The first days of most strikes are easy.
Now comes the hard part.
Last week’s opening days of a statewide teacher walkout over pay and school funding were predictably high on energy and hope.
But as most labor leaders know, a walkout is about much more than just those walking the picket lines. It’s about winning the hearts and minds not only of community opinion leaders but of business owners and neighbors, too. There are bills on which to ask forgiveness, kids to ask the neighbors to care for and the sleepless nights that come with putting your career on the line. If it takes a village to raise a child, it will take an equally strong community to get their teachers through a work stoppage that is about all the right goals, even if the tactics turn out to be wrong.
The goals, of course, are to get every Arizona child the best education possible. That means giving students and teachers the best tools within the resources available. Better pay is thus a means to an end – it attracts the best teachers, stems rapid turnover and stabilizes a key sector of the local workforce.

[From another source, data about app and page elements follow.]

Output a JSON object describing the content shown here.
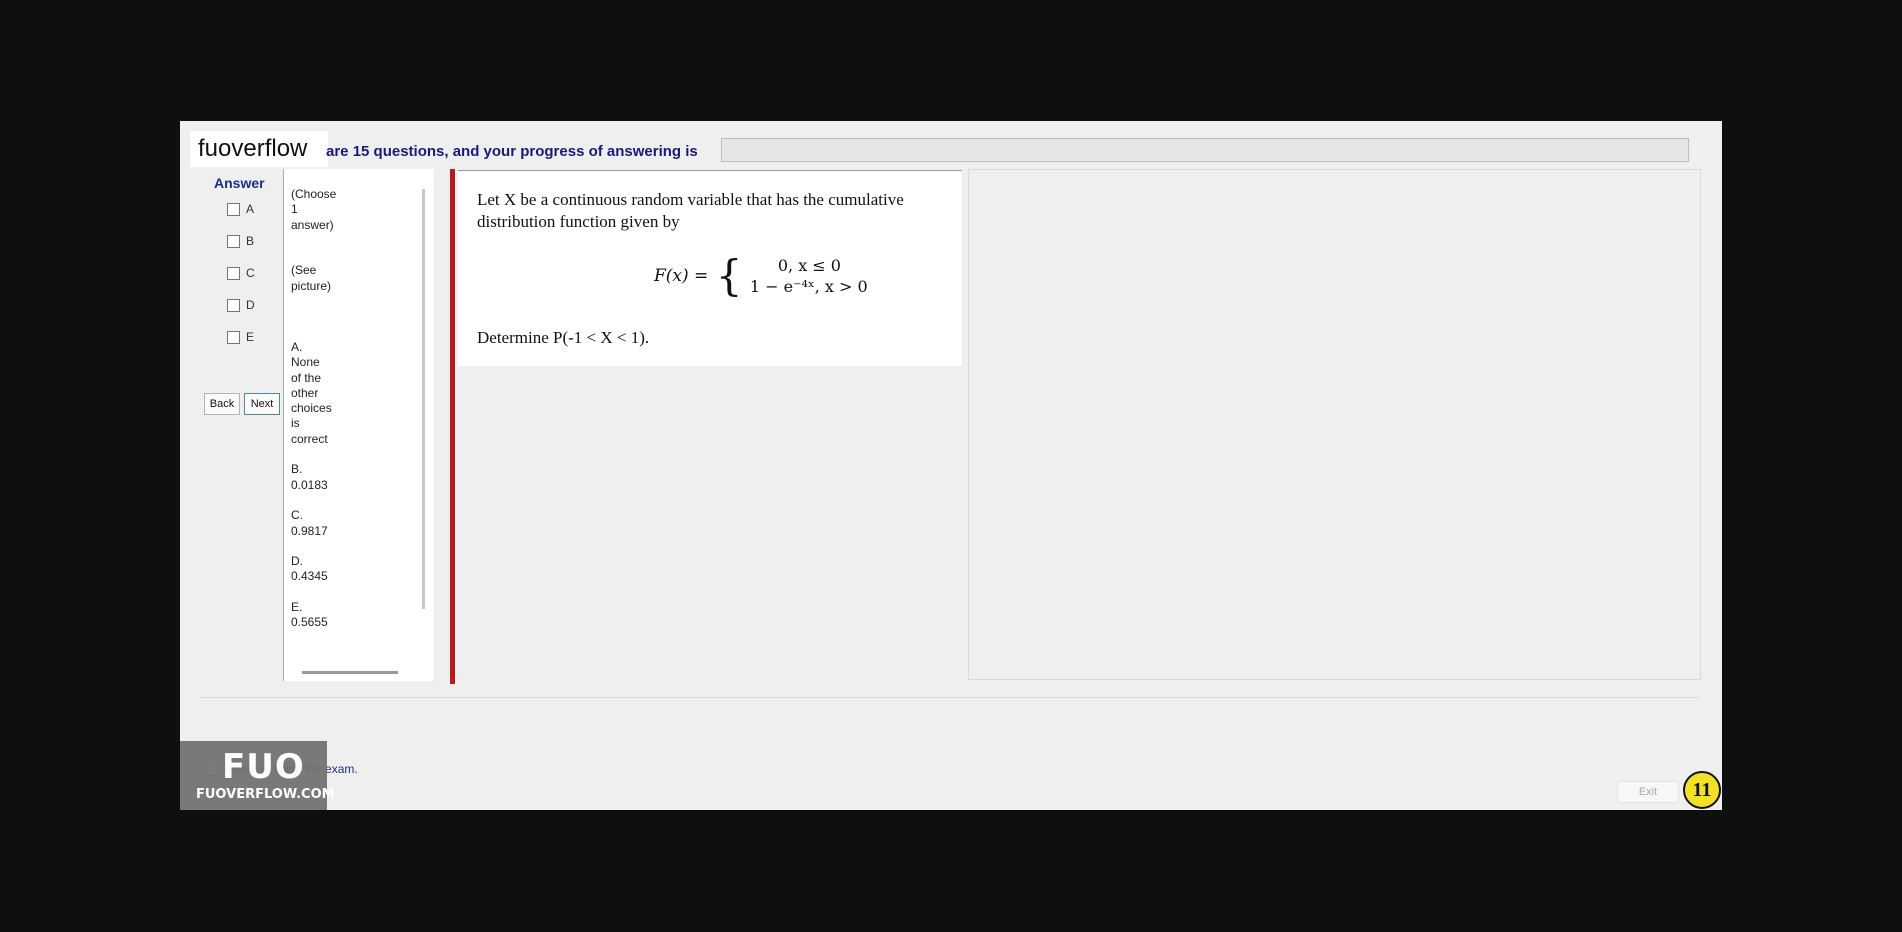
{
  "brand": "fuoverflow",
  "header_text": "are 15 questions, and your progress of answering is",
  "answer": {
    "title": "Answer",
    "options": [
      "A",
      "B",
      "C",
      "D",
      "E"
    ]
  },
  "nav": {
    "back": "Back",
    "next": "Next"
  },
  "choices_text": "(Choose\n1\nanswer)\n\n\n(See\npicture)\n\n\n\nA.\nNone\nof the\nother\nchoices\nis\ncorrect\n\nB.\n0.0183\n\nC.\n0.9817\n\nD.\n0.4345\n\nE.\n0.5655",
  "question": {
    "intro": "Let X be a continuous random variable that has the cumulative distribution function given by",
    "formula_lhs": "F(x) =",
    "case1": "0, x ≤ 0",
    "case2": "1 − e⁻⁴ˣ, x > 0",
    "prompt": "Determine P(-1 < X < 1)."
  },
  "finish_label": "I want to finish the exam.",
  "logo": {
    "big": "FUO",
    "small": "FUOVERFLOW.COM"
  },
  "exit": "Exit",
  "timer": "11"
}
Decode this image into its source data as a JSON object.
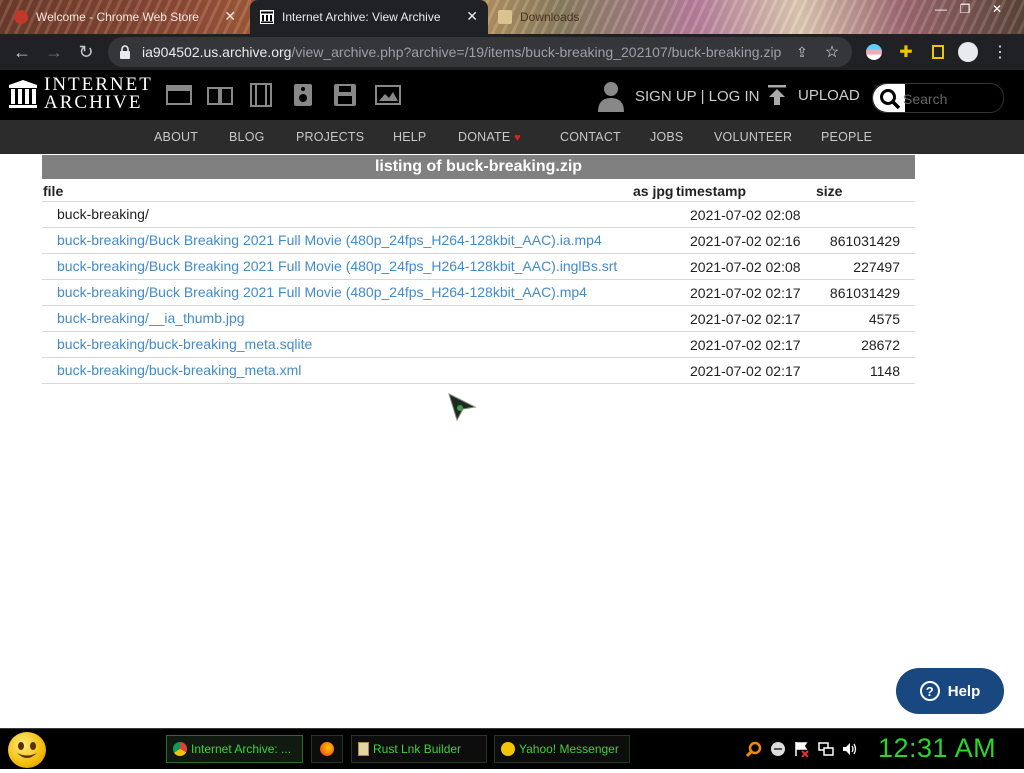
{
  "browser": {
    "tabs": [
      {
        "title": "Welcome - Chrome Web Store",
        "active": false
      },
      {
        "title": "Internet Archive: View Archive",
        "active": true
      },
      {
        "title": "Downloads",
        "active": false
      }
    ],
    "url_host": "ia904502.us.archive.org",
    "url_path": "/view_archive.php?archive=/19/items/buck-breaking_202107/buck-breaking.zip"
  },
  "ia_header": {
    "logo_line1": "INTERNET",
    "logo_line2": "ARCHIVE",
    "signup_label": "SIGN UP | LOG IN",
    "upload_label": "UPLOAD",
    "search_placeholder": "Search"
  },
  "nav": [
    "ABOUT",
    "BLOG",
    "PROJECTS",
    "HELP",
    "DONATE",
    "CONTACT",
    "JOBS",
    "VOLUNTEER",
    "PEOPLE"
  ],
  "listing": {
    "title": "listing of buck-breaking.zip",
    "headers": {
      "file": "file",
      "as_jpg": "as jpg",
      "timestamp": "timestamp",
      "size": "size"
    },
    "rows": [
      {
        "file": "buck-breaking/",
        "timestamp": "2021-07-02 02:08",
        "size": ""
      },
      {
        "file": "buck-breaking/Buck Breaking 2021 Full Movie (480p_24fps_H264-128kbit_AAC).ia.mp4",
        "timestamp": "2021-07-02 02:16",
        "size": "861031429"
      },
      {
        "file": "buck-breaking/Buck Breaking 2021 Full Movie (480p_24fps_H264-128kbit_AAC).inglBs.srt",
        "timestamp": "2021-07-02 02:08",
        "size": "227497"
      },
      {
        "file": "buck-breaking/Buck Breaking 2021 Full Movie (480p_24fps_H264-128kbit_AAC).mp4",
        "timestamp": "2021-07-02 02:17",
        "size": "861031429"
      },
      {
        "file": "buck-breaking/__ia_thumb.jpg",
        "timestamp": "2021-07-02 02:17",
        "size": "4575"
      },
      {
        "file": "buck-breaking/buck-breaking_meta.sqlite",
        "timestamp": "2021-07-02 02:17",
        "size": "28672"
      },
      {
        "file": "buck-breaking/buck-breaking_meta.xml",
        "timestamp": "2021-07-02 02:17",
        "size": "1148"
      }
    ]
  },
  "help_button": "Help",
  "taskbar": {
    "tasks": [
      "Internet Archive: ...",
      "Rust Lnk Builder",
      "Yahoo! Messenger"
    ],
    "clock": "12:31 AM"
  },
  "colors": {
    "link": "#428bca",
    "ia_black": "#000000",
    "nav_bg": "#2c2c2c",
    "help_blue": "#194880",
    "taskbar_green": "#29d629"
  }
}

If other states with similar economic capacity have been able to do right by their teachers, why not Arizona?
The answer is more political and cultural than economic. Empty-nester retirees fleeing high-tax states and with little personal stake anymore in public education have encouraged conservative ideologues to pursue trickle-down tax cuts and privatized school choice, despite evidence that neither is working. Net corporate tax revenues on which public schools depend are off dramatically after a decade of tax cuts, and vouchers have served mainly to transfer public dollars to private and religious schools, regardless of educational outcome.
The teacher walkout, then, is more than a labor issue. It’s a challenge to the starve-the-beast approach to public services practiced by the Republican majority in Phoenix. As such, it’s a question of political philosophy that can ultimately be won only through the ballot box. Education advocates need to align with anti-dark money activists, sustainable energy supporters and others to form a broad-based political movement that leads to a new majority, and tactically a strike isn’t the best way to do that.

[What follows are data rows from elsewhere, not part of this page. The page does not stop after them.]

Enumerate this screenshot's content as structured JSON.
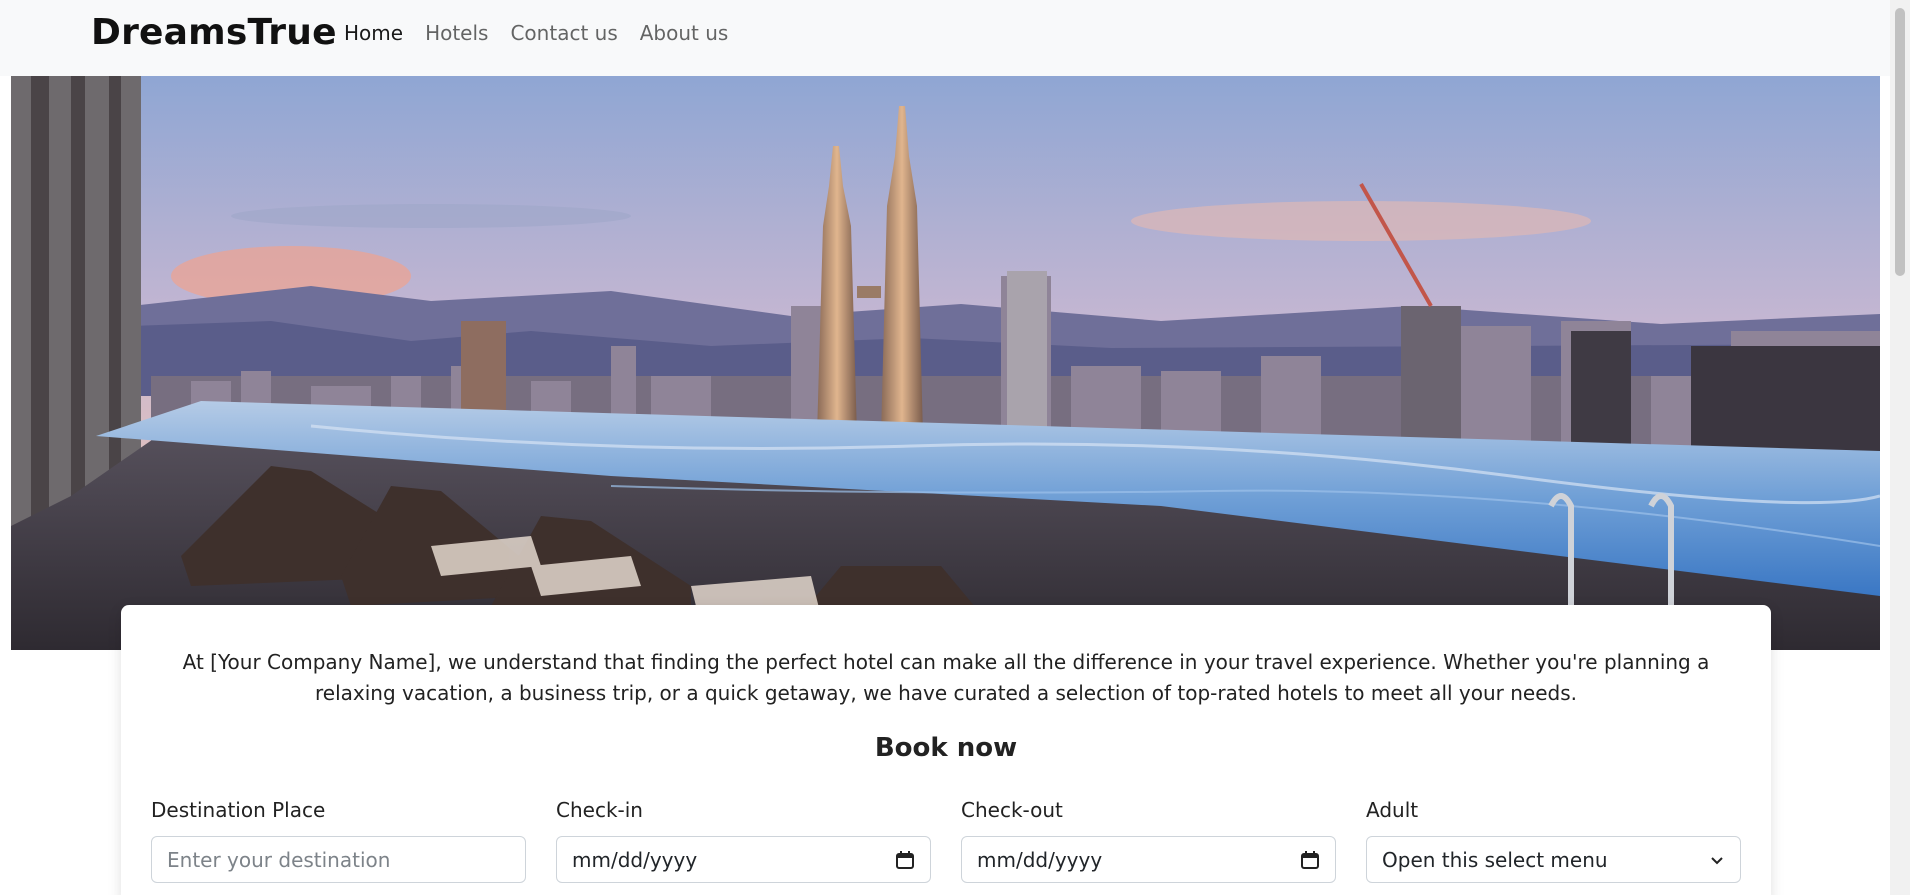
{
  "header": {
    "brand": "DreamsTrue",
    "nav": [
      {
        "label": "Home",
        "active": true
      },
      {
        "label": "Hotels",
        "active": false
      },
      {
        "label": "Contact us",
        "active": false
      },
      {
        "label": "About us",
        "active": false
      }
    ]
  },
  "hero": {
    "alt": "rooftop infinity pool city skyline"
  },
  "card": {
    "intro": "At [Your Company Name], we understand that finding the perfect hotel can make all the difference in your travel experience. Whether you're planning a relaxing vacation, a business trip, or a quick getaway, we have curated a selection of top-rated hotels to meet all your needs.",
    "book_title": "Book now",
    "fields": {
      "destination": {
        "label": "Destination Place",
        "placeholder": "Enter your destination"
      },
      "checkin": {
        "label": "Check-in",
        "value": "mm/dd/yyyy"
      },
      "checkout": {
        "label": "Check-out",
        "value": "mm/dd/yyyy"
      },
      "adult": {
        "label": "Adult",
        "value": "Open this select menu"
      }
    }
  },
  "colors": {
    "navbar_bg": "#f8f9fa",
    "card_bg": "#ffffff",
    "border": "#ced4da"
  }
}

On paper, it might seem that keeping the pressure on Gov. Ducey and the Legislature will work – if he agreed to a 20 percent teacher pay raise, why not an extra billion dollars more for support staff, school buildings and overall public education spending? The answer lies in where the money will come from – not from a dedicated tax but out of ongoing revenue that may or may not survive when the state economy enters its next downturn. (At least he’s not trying to tap the schools’ own land trust fund any further.) And the GOP’s record of opposing and reneging on past school funding deals while shifting funds to the unaccountable private sector make it likely that even if they negotiate, it won’t be in good faith.
That’s why a ballot initiative that creates a legislative untouchable stream of tax revenue, whether from sales, income or property, has been our choice from the start. Walking out on students during the crucial last month of the school year is sure to alienate the moderate Republicans in Sun City and the conservative Democrats in the Tucson suburbs, the ones educators will need in any ballot fight over taxes and candidates for the Legislature. A walkout also continues to deflect time and energy from the grassroots organizing and fundraising that has to be come together by November 6.

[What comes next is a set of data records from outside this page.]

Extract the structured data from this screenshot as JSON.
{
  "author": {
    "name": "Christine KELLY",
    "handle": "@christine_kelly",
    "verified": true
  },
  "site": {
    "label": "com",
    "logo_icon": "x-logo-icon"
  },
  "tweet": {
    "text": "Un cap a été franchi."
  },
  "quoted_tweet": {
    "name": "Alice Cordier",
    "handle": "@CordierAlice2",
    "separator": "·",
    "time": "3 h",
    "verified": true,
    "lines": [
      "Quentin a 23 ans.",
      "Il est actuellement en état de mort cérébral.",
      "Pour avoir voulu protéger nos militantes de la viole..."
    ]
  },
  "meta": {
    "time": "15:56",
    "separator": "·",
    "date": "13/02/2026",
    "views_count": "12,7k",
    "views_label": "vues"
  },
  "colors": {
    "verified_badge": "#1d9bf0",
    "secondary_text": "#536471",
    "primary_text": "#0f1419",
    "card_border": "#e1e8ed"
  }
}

Our advice top teachers: Forget about negotiating with Ducey and the Legislature or attempting to strongarm them with a strike. As long as their core mantra is “No new taxes,” they aren’t going to agree to a dedicated funding source, which is the only way students’ long-term interests will be served. Go back to your students and take care of our families. Then dedicate yourself to building a majority for political and social change in November. There are barely six months left and the clock is ticking.